On one hand, I am almost always willing to accept the blame. I am the leader in the classroom; I'm steering the ship, it's my fault if we don't wind up where I want to be. On the other hand, these lessons were well planned, carefully prepared and presented with enthusiasm. I very rarely find that I miss on the lessons I'm very ready and excited to share.
If the kids simply didn't give it their best, then that's that, but I'm stuck with another question: How, exactly, do we teach "appreciation?" If we make it explicit, if we say, "This is sad, be serious. This is beautiful, enjoy it." are we really teaching anything, or are we just asking them to regurgitate the reactions we've made it clear we expect?
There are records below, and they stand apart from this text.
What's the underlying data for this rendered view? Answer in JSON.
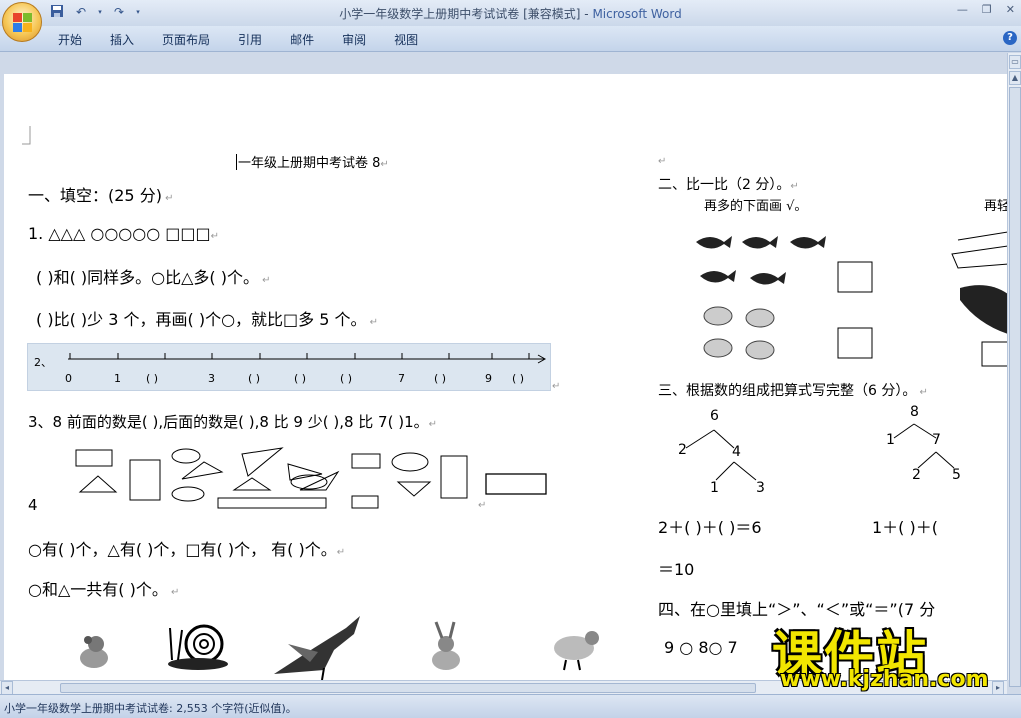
{
  "window": {
    "doc_title": "小学一年级数学上册期中考试试卷 [兼容模式]",
    "separator": " - ",
    "app_name": "Microsoft Word",
    "minimize": "—",
    "restore": "❐",
    "close": "✕"
  },
  "ribbon": {
    "tabs": [
      "开始",
      "插入",
      "页面布局",
      "引用",
      "邮件",
      "审阅",
      "视图"
    ],
    "help": "?"
  },
  "doc": {
    "title": "一年级上册期中考试卷 8",
    "s1_heading": "一、填空：(25 分)",
    "q1_shapes": "1.  △△△   ○○○○○    □□□",
    "q1_line_a": "(     )和(     )同样多。○比△多(     )个。",
    "q1_line_b": "(     )比(     )少 3 个，再画(    )个○，就比□多 5 个。",
    "numberline": {
      "qnum": "2、",
      "labels": [
        "0",
        "1",
        "(  )",
        "3",
        "(  )",
        "(  )",
        "(  )",
        "7",
        "(  )",
        "9",
        "(  )"
      ]
    },
    "q3": "3、8 前面的数是(    ),后面的数是(    ),8 比 9 少(    ),8 比 7(   )1。",
    "q4_num": "4",
    "q4_line_a": "○有(  )个，△有(  )个，□有(    )个，        有(    )个。",
    "q4_line_b": "○和△一共有(     )个。",
    "s2_heading": "二、比一比（2 分）。",
    "s2_instruction": "再多的下面画 √。",
    "s2_cut": "再轻",
    "s3_heading": "三、根据数的组成把算式写完整（6 分）。",
    "tree1": {
      "top": "6",
      "left": "2",
      "mid": "4",
      "bl": "1",
      "br": "3"
    },
    "tree2": {
      "top": "8",
      "left": "1",
      "mid": "7",
      "bl": "2",
      "br": "5"
    },
    "eq1": "2＋(  )＋(  )＝6",
    "eq2": "1＋(  )＋(",
    "eq3": "＝10",
    "s4_heading": "四、在○里填上“＞”、“＜”或“＝”(7 分",
    "s4_q": "9 ○ 8○ 7"
  },
  "status": {
    "text": "小学一年级数学上册期中考试试卷: 2,553 个字符(近似值)。"
  },
  "watermark": {
    "main": "课件站",
    "url": "www.kjzhan.com"
  },
  "colors": {
    "title_bar": "#d4e0f0",
    "app_name": "#3e61a0",
    "numberline_bg": "#dce6f0",
    "watermark": "#f2e600"
  }
}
Or, is that just part of our job, showing the youngsters all things terrible and terrific, and teaching them how to respond appropriately?
Further, we cannot control what will resonate with a child and when. Are we, as adults, always in the mood to watch a stirring Holocaust documentary, or go to an art exhibit? Hardly. Why expect that the kids will be ready to feel sad or enjoy art because that's what's on our calendar? Yet, I am not asking for emotional reaction, I am asking for appropriate response. We do not laugh at slavery, and we do not discount art because it is simple. Surely, those are reasonable lines to draw in the sand. Aren't they?